ABOUT THIS EXERCISE = Exactly as given, reproduce the records in full.

LISTED RECORDS =
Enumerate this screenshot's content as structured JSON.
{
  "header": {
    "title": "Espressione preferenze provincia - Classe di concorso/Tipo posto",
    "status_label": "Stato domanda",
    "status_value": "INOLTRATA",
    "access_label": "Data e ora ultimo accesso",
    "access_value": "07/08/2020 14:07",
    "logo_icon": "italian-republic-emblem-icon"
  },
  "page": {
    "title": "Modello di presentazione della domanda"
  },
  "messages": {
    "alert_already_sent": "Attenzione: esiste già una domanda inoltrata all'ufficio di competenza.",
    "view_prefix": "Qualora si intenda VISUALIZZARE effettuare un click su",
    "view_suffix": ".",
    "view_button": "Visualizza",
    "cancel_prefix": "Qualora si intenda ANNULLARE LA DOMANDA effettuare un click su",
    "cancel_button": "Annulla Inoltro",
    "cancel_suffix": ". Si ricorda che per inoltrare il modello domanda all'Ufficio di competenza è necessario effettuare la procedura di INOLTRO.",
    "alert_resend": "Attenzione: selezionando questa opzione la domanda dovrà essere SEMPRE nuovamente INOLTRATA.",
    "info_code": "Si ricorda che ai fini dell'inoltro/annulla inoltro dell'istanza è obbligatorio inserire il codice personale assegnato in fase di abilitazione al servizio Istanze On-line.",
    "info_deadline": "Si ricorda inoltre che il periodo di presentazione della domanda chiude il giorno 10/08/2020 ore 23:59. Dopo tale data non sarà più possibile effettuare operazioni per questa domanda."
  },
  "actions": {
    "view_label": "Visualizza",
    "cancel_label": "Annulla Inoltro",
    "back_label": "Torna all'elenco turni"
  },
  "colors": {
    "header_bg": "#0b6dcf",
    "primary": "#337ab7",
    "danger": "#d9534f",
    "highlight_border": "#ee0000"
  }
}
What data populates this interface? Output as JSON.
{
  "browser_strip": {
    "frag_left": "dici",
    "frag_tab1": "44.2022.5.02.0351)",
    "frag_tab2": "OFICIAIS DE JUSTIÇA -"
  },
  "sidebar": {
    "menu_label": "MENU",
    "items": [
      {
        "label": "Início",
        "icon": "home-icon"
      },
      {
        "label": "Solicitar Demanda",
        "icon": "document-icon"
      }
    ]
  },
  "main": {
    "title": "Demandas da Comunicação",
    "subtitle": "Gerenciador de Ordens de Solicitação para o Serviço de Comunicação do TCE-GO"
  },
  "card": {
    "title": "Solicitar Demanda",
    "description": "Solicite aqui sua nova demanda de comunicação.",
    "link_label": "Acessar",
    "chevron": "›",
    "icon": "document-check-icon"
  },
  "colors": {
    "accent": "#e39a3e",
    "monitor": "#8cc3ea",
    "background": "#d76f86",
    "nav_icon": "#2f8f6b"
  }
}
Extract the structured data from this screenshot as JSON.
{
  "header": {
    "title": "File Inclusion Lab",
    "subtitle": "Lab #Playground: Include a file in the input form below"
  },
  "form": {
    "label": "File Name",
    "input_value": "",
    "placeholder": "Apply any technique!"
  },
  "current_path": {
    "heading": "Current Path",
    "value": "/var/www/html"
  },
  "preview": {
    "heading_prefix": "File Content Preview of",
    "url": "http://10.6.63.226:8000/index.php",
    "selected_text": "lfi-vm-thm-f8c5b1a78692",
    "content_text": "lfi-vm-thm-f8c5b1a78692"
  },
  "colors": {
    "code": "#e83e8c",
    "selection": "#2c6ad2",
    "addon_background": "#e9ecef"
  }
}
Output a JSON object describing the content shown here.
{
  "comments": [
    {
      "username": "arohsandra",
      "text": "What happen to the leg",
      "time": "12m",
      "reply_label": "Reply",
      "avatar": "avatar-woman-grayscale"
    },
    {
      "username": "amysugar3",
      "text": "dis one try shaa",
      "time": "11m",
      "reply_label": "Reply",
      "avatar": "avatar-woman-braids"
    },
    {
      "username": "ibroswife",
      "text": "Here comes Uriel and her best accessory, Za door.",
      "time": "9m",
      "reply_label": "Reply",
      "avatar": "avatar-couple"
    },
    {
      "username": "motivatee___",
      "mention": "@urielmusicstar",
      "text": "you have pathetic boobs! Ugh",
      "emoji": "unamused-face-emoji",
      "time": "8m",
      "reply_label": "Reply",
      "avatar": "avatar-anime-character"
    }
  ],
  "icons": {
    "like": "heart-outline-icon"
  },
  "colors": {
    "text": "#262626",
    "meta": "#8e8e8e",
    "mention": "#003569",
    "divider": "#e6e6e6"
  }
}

REPLY =
Enumerate this screenshot's content as structured JSON.
{
  "header": {
    "title": "Espressione preferenze provincia - Classe di concorso/Tipo posto",
    "status_label": "Stato domanda",
    "status_value": "INOLTRATA",
    "access_label": "Data e ora ultimo accesso",
    "access_value": "07/08/2020 14:07",
    "logo_icon": "italian-republic-emblem-icon"
  },
  "page": {
    "title": "Modello di presentazione della domanda"
  },
  "messages": {
    "alert_already_sent": "Attenzione: esiste già una domanda inoltrata all'ufficio di competenza.",
    "view_prefix": "Qualora si intenda VISUALIZZARE effettuare un click su",
    "view_suffix": ".",
    "view_button": "Visualizza",
    "cancel_prefix": "Qualora si intenda ANNULLARE LA DOMANDA effettuare un click su",
    "cancel_button": "Annulla Inoltro",
    "cancel_suffix": ". Si ricorda che per inoltrare il modello domanda all'Ufficio di competenza è necessario effettuare la procedura di INOLTRO.",
    "alert_resend": "Attenzione: selezionando questa opzione la domanda dovrà essere SEMPRE nuovamente INOLTRATA.",
    "info_code": "Si ricorda che ai fini dell'inoltro/annulla inoltro dell'istanza è obbligatorio inserire il codice personale assegnato in fase di abilitazione al servizio Istanze On-line.",
    "info_deadline": "Si ricorda inoltre che il periodo di presentazione della domanda chiude il giorno 10/08/2020 ore 23:59. Dopo tale data non sarà più possibile effettuare operazioni per questa domanda."
  },
  "actions": {
    "view_label": "Visualizza",
    "cancel_label": "Annulla Inoltro",
    "back_label": "Torna all'elenco turni"
  },
  "colors": {
    "header_bg": "#0b6dcf",
    "primary": "#337ab7",
    "danger": "#d9534f",
    "highlight_border": "#ee0000"
  }
}
What data populates this interface? Output as JSON.
{
  "browser_strip": {
    "frag_left": "dici",
    "frag_tab1": "44.2022.5.02.0351)",
    "frag_tab2": "OFICIAIS DE JUSTIÇA -"
  },
  "sidebar": {
    "menu_label": "MENU",
    "items": [
      {
        "label": "Início",
        "icon": "home-icon"
      },
      {
        "label": "Solicitar Demanda",
        "icon": "document-icon"
      }
    ]
  },
  "main": {
    "title": "Demandas da Comunicação",
    "subtitle": "Gerenciador de Ordens de Solicitação para o Serviço de Comunicação do TCE-GO"
  },
  "card": {
    "title": "Solicitar Demanda",
    "description": "Solicite aqui sua nova demanda de comunicação.",
    "link_label": "Acessar",
    "chevron": "›",
    "icon": "document-check-icon"
  },
  "colors": {
    "accent": "#e39a3e",
    "monitor": "#8cc3ea",
    "background": "#d76f86",
    "nav_icon": "#2f8f6b"
  }
}
Extract the structured data from this screenshot as JSON.
{
  "header": {
    "title": "File Inclusion Lab",
    "subtitle": "Lab #Playground: Include a file in the input form below"
  },
  "form": {
    "label": "File Name",
    "input_value": "",
    "placeholder": "Apply any technique!"
  },
  "current_path": {
    "heading": "Current Path",
    "value": "/var/www/html"
  },
  "preview": {
    "heading_prefix": "File Content Preview of",
    "url": "http://10.6.63.226:8000/index.php",
    "selected_text": "lfi-vm-thm-f8c5b1a78692",
    "content_text": "lfi-vm-thm-f8c5b1a78692"
  },
  "colors": {
    "code": "#e83e8c",
    "selection": "#2c6ad2",
    "addon_background": "#e9ecef"
  }
}
Output a JSON object describing the content shown here.
{
  "comments": [
    {
      "username": "arohsandra",
      "text": "What happen to the leg",
      "time": "12m",
      "reply_label": "Reply",
      "avatar": "avatar-woman-grayscale"
    },
    {
      "username": "amysugar3",
      "text": "dis one try shaa",
      "time": "11m",
      "reply_label": "Reply",
      "avatar": "avatar-woman-braids"
    },
    {
      "username": "ibroswife",
      "text": "Here comes Uriel and her best accessory, Za door.",
      "time": "9m",
      "reply_label": "Reply",
      "avatar": "avatar-couple"
    },
    {
      "username": "motivatee___",
      "mention": "@urielmusicstar",
      "text": "you have pathetic boobs! Ugh",
      "emoji": "unamused-face-emoji",
      "time": "8m",
      "reply_label": "Reply",
      "avatar": "avatar-anime-character"
    }
  ],
  "icons": {
    "like": "heart-outline-icon"
  },
  "colors": {
    "text": "#262626",
    "meta": "#8e8e8e",
    "mention": "#003569",
    "divider": "#e6e6e6"
  }
}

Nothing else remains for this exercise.